What makes “The Wholehearted” compelling is how it examines the metaphor of fighting as both a pubic career and as an aspect of domestic violence.
The Wholehearted, created by Stein/Holum Projects.Performed by and co-directed by Suli Holum. Written and co-directed by Deborah Stein. Presented at ArtsEmerson, Liebergott Black Box Theatre, Boston, MA through April 27.
By Robert Israel
Fighter and narrator Dee Crosby (Suli Holum) bounds onto a raised platform stage. Audience members are seated around its four sides; Jumbotron screens project enlarged images of the athlete’s grimaces, droplets of sweat, smiles, and grunts. Johnny Cash’s voice croaks out “A Boy Named Sue,” the story of a man who fights his way through life because of his feminine name. We’re primed for a similar battle as Dee — who embodies both the masculine and feminine via her boyish haircut and taut physique — grapples with issues of identity. She performs her jabs, grunts, sidesteps, and lunges. The Wholehearted is poised to tell of Dee’s triumphs and miseries.

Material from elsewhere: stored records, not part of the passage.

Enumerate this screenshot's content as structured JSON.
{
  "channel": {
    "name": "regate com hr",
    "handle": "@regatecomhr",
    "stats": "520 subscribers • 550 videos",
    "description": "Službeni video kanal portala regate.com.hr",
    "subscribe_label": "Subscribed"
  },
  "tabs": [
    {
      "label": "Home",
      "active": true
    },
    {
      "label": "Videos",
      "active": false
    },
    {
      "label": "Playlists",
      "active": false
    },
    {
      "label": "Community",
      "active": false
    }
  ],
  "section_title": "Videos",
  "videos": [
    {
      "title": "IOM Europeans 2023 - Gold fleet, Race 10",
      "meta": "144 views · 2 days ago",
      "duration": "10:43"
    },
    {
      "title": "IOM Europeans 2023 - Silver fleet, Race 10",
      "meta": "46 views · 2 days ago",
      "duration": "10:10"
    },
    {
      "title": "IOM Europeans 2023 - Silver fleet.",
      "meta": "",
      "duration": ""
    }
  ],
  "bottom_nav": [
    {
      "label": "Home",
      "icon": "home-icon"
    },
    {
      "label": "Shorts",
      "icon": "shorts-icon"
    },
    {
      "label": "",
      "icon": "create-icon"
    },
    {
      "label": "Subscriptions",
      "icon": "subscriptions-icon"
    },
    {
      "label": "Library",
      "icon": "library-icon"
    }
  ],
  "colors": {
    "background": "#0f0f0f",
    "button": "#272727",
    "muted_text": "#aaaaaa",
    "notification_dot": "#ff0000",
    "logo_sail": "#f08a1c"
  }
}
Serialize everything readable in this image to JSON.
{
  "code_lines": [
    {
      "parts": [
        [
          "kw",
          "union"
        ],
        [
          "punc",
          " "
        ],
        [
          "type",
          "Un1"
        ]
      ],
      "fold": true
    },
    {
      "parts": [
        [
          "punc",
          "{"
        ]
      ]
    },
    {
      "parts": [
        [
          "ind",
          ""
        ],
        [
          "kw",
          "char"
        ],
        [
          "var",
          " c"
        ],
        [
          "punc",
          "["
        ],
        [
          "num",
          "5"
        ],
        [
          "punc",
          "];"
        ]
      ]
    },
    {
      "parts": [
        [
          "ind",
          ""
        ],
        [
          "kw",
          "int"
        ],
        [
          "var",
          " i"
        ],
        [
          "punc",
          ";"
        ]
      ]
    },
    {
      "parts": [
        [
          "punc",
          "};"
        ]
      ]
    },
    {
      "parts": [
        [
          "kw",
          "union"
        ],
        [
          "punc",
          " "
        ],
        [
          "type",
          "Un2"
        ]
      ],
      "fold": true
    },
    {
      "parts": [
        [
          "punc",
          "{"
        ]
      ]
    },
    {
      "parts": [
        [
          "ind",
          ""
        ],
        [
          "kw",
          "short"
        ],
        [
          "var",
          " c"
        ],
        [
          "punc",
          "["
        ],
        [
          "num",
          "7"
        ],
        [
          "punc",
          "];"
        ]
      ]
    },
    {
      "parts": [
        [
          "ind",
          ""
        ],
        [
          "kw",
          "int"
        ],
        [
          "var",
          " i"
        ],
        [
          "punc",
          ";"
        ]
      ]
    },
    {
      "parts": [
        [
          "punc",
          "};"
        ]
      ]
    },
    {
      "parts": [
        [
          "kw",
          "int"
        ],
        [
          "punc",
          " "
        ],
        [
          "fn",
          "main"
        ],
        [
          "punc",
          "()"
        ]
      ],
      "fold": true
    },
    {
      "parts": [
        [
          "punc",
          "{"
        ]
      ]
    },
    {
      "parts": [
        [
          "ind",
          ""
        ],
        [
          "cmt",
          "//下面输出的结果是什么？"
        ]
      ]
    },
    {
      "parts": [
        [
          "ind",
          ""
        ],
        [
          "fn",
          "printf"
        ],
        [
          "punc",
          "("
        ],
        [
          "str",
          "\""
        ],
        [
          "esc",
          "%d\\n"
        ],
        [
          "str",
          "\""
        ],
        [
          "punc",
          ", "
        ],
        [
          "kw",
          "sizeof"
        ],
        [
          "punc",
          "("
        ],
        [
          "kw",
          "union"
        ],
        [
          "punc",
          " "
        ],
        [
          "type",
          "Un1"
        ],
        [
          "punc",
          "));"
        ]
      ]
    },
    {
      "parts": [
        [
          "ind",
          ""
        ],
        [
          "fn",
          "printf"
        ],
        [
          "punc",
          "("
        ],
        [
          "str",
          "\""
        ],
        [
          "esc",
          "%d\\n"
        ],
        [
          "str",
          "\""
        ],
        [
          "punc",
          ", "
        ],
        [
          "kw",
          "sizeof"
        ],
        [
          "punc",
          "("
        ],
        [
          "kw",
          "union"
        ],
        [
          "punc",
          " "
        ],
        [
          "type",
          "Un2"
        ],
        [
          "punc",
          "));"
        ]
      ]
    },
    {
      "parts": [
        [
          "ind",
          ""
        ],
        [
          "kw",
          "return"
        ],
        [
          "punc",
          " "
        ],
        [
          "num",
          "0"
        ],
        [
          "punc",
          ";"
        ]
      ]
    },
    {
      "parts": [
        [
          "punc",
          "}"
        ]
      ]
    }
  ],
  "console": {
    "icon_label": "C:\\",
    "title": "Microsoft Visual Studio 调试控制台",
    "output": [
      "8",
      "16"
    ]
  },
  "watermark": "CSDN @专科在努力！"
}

There is no bell to signal the start of a round. But the fight, which is really an encapsulation of all the fights she has endured as a career pugilist and in her personal life, has begun.
Dramas of fighters — male and female — are not new to the stage or screen (Rod Serling’s 1956 teleplay Requiem for a Heavyweight and Clint Eastwood’s 2004 feature film Million Dollar Baby come to mind). Given all the competition, what makes this play compelling is how it examines the metaphor of fighting as both a pubic career and as an aspect of domestic violence. The play intertwines these two ideas and refuses to flinch. The character of Dee is not only battling for accolades and title trophies in the ring; she is sparring for her life at home, too, where she endures pummeling assaults by her (unseen) coach/husband Charlie Flaxon.
Actress Holum skillfully recreates this turbulently punishing world, struggling to survive in both worlds. Moments of tenderness are mixed in with the punches and scars, until the tenderness evaporates like the sweat from last night’s fight. All she is left at the end is blood and scars. A graceful fluidity develops between the scenes in the ring (on stage) and the fights that occur at home, wherein we learn of her battles, the broken nose she gives to Charlie.
Still, for all its effective theatrical moments, particularly when Holum transforms articles of clothing into illusionary characters, there are troubling aspects, too, from the first moment to the finish.
While the use of video equipment in this show is appropriate – every fighting event is televised today, so that the throngs seated in auditoriums can see every stream of blood that oozes from battered pugilists. During the production, Holum is followed around by Steven Stevo Arnoczy holding a video camera; his skillful work brings us ringside. Less effective are the scenes when Holum’s character uses a handheld video camera to film herself, ostensibly so we can see and hear her as she narrates her story. Before she develops a relationship with the audience, she bounds onstage and shoves a camera to her face. The problem is that we end up watching the television images. We disengage, at times gawking at Jumbotrons rather than experiencing her live performance. I found myself yo-yoing between the two, thinking I might miss something. An occasional televised projection would make the point just as powerfully; repeated uses of the screen are dramatically self-defeating. As the script goes through additional incarnations (it has been in workshop since 2012, and the ArtsEmerson production is the world premiere), this dependence on screens needs to be modulated, considerably.
Staying true to the country-western motif first introduced by the Cash tune at the opening, Holum, microphone in hand, croons a couple of tunes. These vocal interludes are the most effective storytelling device in the production. We are immediately transported to a country-western barroom steeped in “the mud, the blood and the beer” found in the lyrics of the Cash song. Holum is a talented singer; the songs, deceptive in their simplicity, send a few chills down our collective spines.
But there are not enough of these chills or moments of terror, taut evocations of a fighter’s season in hell. All the pouncing, jabbing, fancy foot work, the taped knuckles flailing the punching bag, the interspersed televised interview segments with a faux ESPN reporter, dull the senses. If we are meant to be taken into this savage world, we need to be yanked by the collective scruffs of our necks — necks that are not made sore as they stare at up Jumbotron images. Not that I am against technology. In fact, the creative team of Stein/Holum should consider attaching a microphone to Holum for each and every scene. At the moment, her lines are often inaudible, muffled by the thuds from her dancing, prancing and grunting on the plywood stage.
The Wholehearted is a work in progress. It has the potential to be an even more effective work for the stage, but it first must get out of its own way so it can let the audience in.
Robert Israel writes about theater, travel and the arts, and is a member of Independent Reviewers of New England (IRNE). He can be reached at firstname.lastname@example.org